Records for the task below:
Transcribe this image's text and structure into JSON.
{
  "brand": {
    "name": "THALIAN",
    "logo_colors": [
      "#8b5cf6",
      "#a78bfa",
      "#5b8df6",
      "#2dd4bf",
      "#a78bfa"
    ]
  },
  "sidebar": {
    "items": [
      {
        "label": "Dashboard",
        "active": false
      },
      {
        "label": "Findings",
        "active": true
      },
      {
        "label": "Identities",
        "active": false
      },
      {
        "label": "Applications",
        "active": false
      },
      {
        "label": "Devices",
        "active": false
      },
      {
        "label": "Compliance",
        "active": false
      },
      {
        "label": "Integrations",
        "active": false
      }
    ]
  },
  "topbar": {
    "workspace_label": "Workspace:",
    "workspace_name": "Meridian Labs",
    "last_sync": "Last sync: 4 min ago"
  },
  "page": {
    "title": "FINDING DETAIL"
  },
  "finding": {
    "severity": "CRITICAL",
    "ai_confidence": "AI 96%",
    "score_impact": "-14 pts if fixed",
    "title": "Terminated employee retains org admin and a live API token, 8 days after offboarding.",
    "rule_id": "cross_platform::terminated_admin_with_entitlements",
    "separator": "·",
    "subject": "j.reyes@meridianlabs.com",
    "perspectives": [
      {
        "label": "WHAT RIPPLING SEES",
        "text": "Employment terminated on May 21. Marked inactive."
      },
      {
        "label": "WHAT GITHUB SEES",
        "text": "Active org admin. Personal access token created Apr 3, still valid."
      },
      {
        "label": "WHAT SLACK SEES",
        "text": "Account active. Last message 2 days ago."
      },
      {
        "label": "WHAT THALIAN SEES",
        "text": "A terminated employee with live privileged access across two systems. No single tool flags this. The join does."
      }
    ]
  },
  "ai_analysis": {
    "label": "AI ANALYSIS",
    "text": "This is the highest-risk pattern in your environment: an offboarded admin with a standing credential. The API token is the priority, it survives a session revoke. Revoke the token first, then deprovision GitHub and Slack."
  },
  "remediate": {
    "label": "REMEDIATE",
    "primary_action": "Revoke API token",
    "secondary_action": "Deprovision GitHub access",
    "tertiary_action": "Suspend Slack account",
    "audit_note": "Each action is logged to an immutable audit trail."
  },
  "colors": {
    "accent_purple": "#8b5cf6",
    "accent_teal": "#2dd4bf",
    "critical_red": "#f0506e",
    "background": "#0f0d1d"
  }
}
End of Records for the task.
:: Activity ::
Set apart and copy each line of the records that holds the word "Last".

:: Task result ::
    "last_sync": "Last sync: 4 min ago"
        "text": "Account active. Last message 2 days ago."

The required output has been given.